How quickly you determine how the oil pattern is affecting your ball and how quickly you adjust to it can greatly influence what your score will be.
Most accomplished bowlers will use their practice shots before league starts to see if they can find clues to what the pattern is. Sometimes you may have the advantage of being told what the pattern actually is and even have a graphic representation of it available.
You should, over time, establish a shot and starting point that you are very comfortable with, This would be the shot to start with on any given lane, paying particular attention to where it hits in relation to your intended target, and how it got there. If the ball finished right of your target, you should move your feet right, only a board or two at a time, on the approach and try to use the same target, again observe how the ball reacts and adjust again if needed. Conversely if the ball finishes left of your target you would start moving to the left, again only a board or two at a time, and still using the same target.
When you encounter very dry lane conditions, which would cause your ball to move very aggressively away from your intended target, this may require that you move and also change your target line. You could also be on a lane condition that is heavily oiled, in this case the ball will skid through the oil and then grab the lane when it gets to the un-oiled part, this kind of pattern may even require a ball change.
Lane conditions change constantly even while you are bowling, this is caused by the oil drying up or carrying further down the lane, making your ball either over react or not react as well on the back parts of the lane. Because of this shifting of the oil pattern you may have to make adjustments throughout your bowling session.

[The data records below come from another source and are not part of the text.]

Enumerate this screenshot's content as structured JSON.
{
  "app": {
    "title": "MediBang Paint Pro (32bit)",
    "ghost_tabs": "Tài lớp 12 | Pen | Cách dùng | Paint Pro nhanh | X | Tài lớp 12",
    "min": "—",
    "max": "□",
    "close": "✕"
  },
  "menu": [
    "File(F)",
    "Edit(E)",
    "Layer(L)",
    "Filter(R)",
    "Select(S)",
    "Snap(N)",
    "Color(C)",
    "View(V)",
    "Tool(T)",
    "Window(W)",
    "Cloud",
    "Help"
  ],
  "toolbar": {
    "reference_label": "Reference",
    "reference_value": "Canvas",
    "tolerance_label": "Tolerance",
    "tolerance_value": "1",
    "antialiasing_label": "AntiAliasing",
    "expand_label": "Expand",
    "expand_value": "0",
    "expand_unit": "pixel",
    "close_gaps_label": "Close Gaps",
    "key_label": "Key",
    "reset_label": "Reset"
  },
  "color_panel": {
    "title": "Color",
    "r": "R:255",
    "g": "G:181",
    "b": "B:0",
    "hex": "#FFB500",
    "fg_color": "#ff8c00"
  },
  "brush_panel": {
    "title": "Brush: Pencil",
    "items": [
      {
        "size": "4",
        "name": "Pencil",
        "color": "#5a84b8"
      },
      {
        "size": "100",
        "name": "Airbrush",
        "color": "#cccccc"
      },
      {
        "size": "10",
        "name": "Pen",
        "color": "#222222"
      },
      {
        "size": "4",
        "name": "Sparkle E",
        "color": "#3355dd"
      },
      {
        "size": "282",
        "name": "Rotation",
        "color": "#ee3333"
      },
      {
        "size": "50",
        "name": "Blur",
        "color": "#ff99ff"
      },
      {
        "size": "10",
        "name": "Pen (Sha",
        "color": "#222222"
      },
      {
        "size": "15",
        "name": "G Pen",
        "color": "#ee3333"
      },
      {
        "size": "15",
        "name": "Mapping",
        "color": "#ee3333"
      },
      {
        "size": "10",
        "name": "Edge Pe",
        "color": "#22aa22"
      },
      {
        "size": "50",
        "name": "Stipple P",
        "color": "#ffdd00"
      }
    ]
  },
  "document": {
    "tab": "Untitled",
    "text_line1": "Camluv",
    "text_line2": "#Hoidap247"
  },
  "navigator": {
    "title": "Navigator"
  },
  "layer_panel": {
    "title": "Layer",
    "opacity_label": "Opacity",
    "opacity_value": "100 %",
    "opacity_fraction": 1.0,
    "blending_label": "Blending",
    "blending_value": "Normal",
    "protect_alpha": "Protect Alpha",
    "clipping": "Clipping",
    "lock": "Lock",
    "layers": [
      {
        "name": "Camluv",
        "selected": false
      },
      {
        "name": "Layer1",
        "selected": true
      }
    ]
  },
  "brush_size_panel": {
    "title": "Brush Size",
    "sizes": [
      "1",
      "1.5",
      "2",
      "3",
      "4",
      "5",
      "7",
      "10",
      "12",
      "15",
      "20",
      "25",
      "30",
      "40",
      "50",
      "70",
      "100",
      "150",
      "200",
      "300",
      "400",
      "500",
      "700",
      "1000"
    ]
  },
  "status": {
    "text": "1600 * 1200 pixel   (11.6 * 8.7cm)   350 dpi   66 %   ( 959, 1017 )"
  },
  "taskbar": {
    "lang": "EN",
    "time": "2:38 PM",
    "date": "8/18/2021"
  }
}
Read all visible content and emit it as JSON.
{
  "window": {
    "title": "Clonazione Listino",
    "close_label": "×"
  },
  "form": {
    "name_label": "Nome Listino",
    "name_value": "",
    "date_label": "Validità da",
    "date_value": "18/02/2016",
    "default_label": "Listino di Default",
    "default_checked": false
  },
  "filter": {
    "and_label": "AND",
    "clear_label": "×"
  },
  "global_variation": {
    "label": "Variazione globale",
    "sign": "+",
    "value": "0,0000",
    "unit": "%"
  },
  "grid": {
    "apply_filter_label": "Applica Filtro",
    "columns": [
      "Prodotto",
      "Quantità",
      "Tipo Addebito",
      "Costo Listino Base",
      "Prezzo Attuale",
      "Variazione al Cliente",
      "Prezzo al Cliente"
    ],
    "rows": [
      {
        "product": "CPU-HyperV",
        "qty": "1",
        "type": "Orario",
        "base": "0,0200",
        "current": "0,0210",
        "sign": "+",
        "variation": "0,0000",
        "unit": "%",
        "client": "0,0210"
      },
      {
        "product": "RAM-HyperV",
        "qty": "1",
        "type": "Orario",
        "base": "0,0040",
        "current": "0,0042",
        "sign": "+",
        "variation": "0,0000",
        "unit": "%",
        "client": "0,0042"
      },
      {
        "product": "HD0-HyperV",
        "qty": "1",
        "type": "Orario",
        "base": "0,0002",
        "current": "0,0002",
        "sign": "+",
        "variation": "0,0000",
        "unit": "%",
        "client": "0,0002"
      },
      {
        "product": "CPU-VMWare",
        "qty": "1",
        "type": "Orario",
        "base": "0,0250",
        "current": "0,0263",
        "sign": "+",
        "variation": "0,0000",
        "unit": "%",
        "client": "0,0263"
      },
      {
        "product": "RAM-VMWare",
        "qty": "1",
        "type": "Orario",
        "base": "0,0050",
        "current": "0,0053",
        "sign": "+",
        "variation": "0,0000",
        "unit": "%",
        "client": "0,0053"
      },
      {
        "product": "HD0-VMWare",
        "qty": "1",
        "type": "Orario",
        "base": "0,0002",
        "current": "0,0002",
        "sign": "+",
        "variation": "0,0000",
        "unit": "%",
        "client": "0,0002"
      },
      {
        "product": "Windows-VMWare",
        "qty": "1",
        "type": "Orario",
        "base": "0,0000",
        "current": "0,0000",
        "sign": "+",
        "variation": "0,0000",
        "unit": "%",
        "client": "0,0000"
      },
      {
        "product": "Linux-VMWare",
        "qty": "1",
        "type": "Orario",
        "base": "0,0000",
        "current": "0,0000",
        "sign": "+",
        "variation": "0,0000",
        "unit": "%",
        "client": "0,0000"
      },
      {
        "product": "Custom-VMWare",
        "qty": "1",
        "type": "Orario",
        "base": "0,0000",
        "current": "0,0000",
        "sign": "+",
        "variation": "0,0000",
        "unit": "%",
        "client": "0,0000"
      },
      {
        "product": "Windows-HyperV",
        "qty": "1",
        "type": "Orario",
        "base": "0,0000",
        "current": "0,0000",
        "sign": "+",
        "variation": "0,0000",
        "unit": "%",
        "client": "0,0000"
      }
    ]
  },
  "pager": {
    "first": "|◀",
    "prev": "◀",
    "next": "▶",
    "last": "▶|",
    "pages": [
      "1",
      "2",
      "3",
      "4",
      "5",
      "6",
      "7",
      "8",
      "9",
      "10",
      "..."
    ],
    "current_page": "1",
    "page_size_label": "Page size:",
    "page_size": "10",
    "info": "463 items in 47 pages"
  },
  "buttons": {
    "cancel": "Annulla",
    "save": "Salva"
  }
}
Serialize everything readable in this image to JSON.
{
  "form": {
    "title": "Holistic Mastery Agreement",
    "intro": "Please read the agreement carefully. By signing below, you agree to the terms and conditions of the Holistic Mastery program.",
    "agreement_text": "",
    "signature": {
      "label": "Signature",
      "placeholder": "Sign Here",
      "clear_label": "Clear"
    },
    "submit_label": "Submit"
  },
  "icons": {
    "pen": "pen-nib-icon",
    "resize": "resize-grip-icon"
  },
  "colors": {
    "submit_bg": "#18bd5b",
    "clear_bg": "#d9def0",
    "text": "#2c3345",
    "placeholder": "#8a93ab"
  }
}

Oil and conditioner patterns greatly influence scoring conditions, being watchful and aware of the need to change your delivery will help shift that influence in your favor.